(Element data from apps and pages)
"""

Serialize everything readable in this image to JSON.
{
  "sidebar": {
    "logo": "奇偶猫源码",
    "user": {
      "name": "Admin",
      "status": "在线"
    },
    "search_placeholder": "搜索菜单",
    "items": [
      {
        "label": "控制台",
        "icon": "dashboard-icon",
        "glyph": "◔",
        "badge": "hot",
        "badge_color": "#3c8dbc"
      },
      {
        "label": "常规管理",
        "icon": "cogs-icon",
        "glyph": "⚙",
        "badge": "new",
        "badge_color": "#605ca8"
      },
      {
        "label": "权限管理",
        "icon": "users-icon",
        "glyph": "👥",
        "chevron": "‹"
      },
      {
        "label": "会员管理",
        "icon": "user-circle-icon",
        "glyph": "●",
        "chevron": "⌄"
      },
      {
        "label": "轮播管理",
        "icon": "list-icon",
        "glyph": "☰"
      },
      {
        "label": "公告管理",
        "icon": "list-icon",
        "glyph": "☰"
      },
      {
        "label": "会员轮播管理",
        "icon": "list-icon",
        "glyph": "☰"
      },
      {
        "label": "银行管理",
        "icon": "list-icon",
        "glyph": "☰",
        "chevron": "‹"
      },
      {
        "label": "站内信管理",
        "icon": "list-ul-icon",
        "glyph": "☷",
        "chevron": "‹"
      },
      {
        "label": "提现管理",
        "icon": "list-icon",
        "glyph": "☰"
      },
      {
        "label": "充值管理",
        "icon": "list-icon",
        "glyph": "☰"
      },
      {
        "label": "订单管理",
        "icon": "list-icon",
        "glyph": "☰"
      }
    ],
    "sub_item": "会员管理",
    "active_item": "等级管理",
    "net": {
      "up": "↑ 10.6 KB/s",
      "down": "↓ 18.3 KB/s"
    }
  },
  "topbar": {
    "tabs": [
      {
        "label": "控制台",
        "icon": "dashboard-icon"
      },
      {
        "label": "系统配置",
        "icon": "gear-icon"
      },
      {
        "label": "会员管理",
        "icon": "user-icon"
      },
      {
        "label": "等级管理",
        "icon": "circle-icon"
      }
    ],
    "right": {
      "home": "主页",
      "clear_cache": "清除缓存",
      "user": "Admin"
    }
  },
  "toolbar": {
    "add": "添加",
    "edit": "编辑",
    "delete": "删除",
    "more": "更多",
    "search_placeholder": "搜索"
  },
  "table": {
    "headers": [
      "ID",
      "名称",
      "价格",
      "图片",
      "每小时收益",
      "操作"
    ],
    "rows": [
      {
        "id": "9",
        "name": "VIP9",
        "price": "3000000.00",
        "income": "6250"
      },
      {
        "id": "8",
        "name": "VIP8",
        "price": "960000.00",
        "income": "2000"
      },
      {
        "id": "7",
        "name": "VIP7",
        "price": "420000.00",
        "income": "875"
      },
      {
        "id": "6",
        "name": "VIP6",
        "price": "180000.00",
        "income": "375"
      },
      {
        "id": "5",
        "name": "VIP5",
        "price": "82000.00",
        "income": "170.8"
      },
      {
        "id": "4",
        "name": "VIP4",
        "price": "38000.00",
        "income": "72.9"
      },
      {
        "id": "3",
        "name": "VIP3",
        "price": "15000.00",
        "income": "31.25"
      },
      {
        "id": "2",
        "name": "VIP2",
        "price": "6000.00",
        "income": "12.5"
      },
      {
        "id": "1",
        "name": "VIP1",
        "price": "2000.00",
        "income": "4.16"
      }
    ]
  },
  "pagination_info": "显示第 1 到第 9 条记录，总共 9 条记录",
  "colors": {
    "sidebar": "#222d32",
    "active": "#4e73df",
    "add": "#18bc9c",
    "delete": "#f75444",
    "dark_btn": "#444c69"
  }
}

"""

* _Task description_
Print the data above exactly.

* _Written answer_
Serialize everything readable in this image to JSON.
{
  "sidebar": {
    "logo": "奇偶猫源码",
    "user": {
      "name": "Admin",
      "status": "在线"
    },
    "search_placeholder": "搜索菜单",
    "items": [
      {
        "label": "控制台",
        "icon": "dashboard-icon",
        "glyph": "◔",
        "badge": "hot",
        "badge_color": "#3c8dbc"
      },
      {
        "label": "常规管理",
        "icon": "cogs-icon",
        "glyph": "⚙",
        "badge": "new",
        "badge_color": "#605ca8"
      },
      {
        "label": "权限管理",
        "icon": "users-icon",
        "glyph": "👥",
        "chevron": "‹"
      },
      {
        "label": "会员管理",
        "icon": "user-circle-icon",
        "glyph": "●",
        "chevron": "⌄"
      },
      {
        "label": "轮播管理",
        "icon": "list-icon",
        "glyph": "☰"
      },
      {
        "label": "公告管理",
        "icon": "list-icon",
        "glyph": "☰"
      },
      {
        "label": "会员轮播管理",
        "icon": "list-icon",
        "glyph": "☰"
      },
      {
        "label": "银行管理",
        "icon": "list-icon",
        "glyph": "☰",
        "chevron": "‹"
      },
      {
        "label": "站内信管理",
        "icon": "list-ul-icon",
        "glyph": "☷",
        "chevron": "‹"
      },
      {
        "label": "提现管理",
        "icon": "list-icon",
        "glyph": "☰"
      },
      {
        "label": "充值管理",
        "icon": "list-icon",
        "glyph": "☰"
      },
      {
        "label": "订单管理",
        "icon": "list-icon",
        "glyph": "☰"
      }
    ],
    "sub_item": "会员管理",
    "active_item": "等级管理",
    "net": {
      "up": "↑ 10.6 KB/s",
      "down": "↓ 18.3 KB/s"
    }
  },
  "topbar": {
    "tabs": [
      {
        "label": "控制台",
        "icon": "dashboard-icon"
      },
      {
        "label": "系统配置",
        "icon": "gear-icon"
      },
      {
        "label": "会员管理",
        "icon": "user-icon"
      },
      {
        "label": "等级管理",
        "icon": "circle-icon"
      }
    ],
    "right": {
      "home": "主页",
      "clear_cache": "清除缓存",
      "user": "Admin"
    }
  },
  "toolbar": {
    "add": "添加",
    "edit": "编辑",
    "delete": "删除",
    "more": "更多",
    "search_placeholder": "搜索"
  },
  "table": {
    "headers": [
      "ID",
      "名称",
      "价格",
      "图片",
      "每小时收益",
      "操作"
    ],
    "rows": [
      {
        "id": "9",
        "name": "VIP9",
        "price": "3000000.00",
        "income": "6250"
      },
      {
        "id": "8",
        "name": "VIP8",
        "price": "960000.00",
        "income": "2000"
      },
      {
        "id": "7",
        "name": "VIP7",
        "price": "420000.00",
        "income": "875"
      },
      {
        "id": "6",
        "name": "VIP6",
        "price": "180000.00",
        "income": "375"
      },
      {
        "id": "5",
        "name": "VIP5",
        "price": "82000.00",
        "income": "170.8"
      },
      {
        "id": "4",
        "name": "VIP4",
        "price": "38000.00",
        "income": "72.9"
      },
      {
        "id": "3",
        "name": "VIP3",
        "price": "15000.00",
        "income": "31.25"
      },
      {
        "id": "2",
        "name": "VIP2",
        "price": "6000.00",
        "income": "12.5"
      },
      {
        "id": "1",
        "name": "VIP1",
        "price": "2000.00",
        "income": "4.16"
      }
    ]
  },
  "pagination_info": "显示第 1 到第 9 条记录，总共 9 条记录",
  "colors": {
    "sidebar": "#222d32",
    "active": "#4e73df",
    "add": "#18bc9c",
    "delete": "#f75444",
    "dark_btn": "#444c69"
  }
}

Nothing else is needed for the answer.